Rather like his unexpected decision two years ago to withdraw from the Regional Comprehensive Economic Partnership (RCEP) talks over concerns that the deal would lead to unfavourable trade imbalances, Indian Prime Minister Narendra Modi's announcement to repeal three farm laws that were pushed through Parliament last year came as a surprise. Taken together, the three laws changed decades-old rules around the sale, pricing and storage of farm produce - rules that also exposed farmers to the free market. The laws also aimed to limit distortions that incentivised farmers to continue with unproductive cultivation at a steep cost to the environment. Even Mr Modi's critics acknowledged that the reforms were overdue.
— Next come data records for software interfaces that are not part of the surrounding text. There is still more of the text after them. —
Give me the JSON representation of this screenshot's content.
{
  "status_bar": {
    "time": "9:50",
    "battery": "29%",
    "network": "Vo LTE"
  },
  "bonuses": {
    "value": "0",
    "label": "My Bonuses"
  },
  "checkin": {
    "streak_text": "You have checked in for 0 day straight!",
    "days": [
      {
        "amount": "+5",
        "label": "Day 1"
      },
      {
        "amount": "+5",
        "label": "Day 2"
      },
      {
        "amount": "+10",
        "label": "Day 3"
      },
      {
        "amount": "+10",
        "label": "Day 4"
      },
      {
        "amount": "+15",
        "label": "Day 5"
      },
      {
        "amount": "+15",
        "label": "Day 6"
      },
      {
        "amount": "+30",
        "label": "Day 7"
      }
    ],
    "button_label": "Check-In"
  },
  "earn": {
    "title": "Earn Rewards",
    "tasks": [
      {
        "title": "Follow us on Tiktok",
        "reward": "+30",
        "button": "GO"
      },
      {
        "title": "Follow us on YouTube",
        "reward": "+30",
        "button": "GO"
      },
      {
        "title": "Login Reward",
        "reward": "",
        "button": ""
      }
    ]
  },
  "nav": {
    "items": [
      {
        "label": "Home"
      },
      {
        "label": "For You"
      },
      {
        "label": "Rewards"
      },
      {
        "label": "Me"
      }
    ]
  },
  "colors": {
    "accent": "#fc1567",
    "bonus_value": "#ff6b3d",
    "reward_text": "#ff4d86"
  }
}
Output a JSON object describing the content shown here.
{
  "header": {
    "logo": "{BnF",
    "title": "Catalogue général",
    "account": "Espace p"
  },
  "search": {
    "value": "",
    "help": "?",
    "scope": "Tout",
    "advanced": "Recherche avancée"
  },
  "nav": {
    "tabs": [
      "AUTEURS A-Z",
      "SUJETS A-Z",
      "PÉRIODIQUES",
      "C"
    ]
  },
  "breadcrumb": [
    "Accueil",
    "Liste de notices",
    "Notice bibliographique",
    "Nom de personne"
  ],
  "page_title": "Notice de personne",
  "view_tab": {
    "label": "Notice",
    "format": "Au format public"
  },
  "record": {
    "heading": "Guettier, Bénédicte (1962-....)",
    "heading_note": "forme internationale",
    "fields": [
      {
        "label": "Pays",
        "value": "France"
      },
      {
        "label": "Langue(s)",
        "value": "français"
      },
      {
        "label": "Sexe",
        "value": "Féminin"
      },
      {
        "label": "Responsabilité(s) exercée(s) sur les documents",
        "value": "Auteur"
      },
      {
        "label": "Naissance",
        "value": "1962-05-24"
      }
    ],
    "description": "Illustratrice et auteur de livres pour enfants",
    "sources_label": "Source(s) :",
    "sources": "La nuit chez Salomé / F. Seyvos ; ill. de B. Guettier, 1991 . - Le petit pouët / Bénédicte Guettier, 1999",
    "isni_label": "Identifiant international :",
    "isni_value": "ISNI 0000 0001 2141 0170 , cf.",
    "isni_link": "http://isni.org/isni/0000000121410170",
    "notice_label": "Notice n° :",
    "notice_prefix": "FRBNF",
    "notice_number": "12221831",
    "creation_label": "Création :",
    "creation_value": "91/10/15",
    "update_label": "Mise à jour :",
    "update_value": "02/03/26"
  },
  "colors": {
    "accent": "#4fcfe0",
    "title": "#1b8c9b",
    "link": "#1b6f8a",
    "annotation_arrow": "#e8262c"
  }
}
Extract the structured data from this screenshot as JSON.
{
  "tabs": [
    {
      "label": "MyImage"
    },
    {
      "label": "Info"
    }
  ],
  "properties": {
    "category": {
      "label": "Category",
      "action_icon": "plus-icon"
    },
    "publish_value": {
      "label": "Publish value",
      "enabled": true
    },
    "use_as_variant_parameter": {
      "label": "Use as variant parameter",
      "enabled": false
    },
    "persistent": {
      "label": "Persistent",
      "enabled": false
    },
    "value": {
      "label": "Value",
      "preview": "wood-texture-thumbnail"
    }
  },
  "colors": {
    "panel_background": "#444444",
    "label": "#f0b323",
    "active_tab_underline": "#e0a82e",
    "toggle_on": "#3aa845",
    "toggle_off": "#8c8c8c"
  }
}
That said, two-thirds of India live in the countryside, the nation is a populist democracy, and the laws hurt the income and interests of a vocal section of wealthy peasants and middlemen. The speed with which the government passed the Bills using its massive majority, and its failure to prepare the ground for the new rules aroused suspicions of bad intent, and provided fodder for the opposition mill. A minister from a key coalition partner that represents Sikhs resigned, and resistance mounted. Through the waves of the Covid-19 pandemic and the harsh North Indian winter, protesters who marched and camped out on New Delhi's outskirts held firm.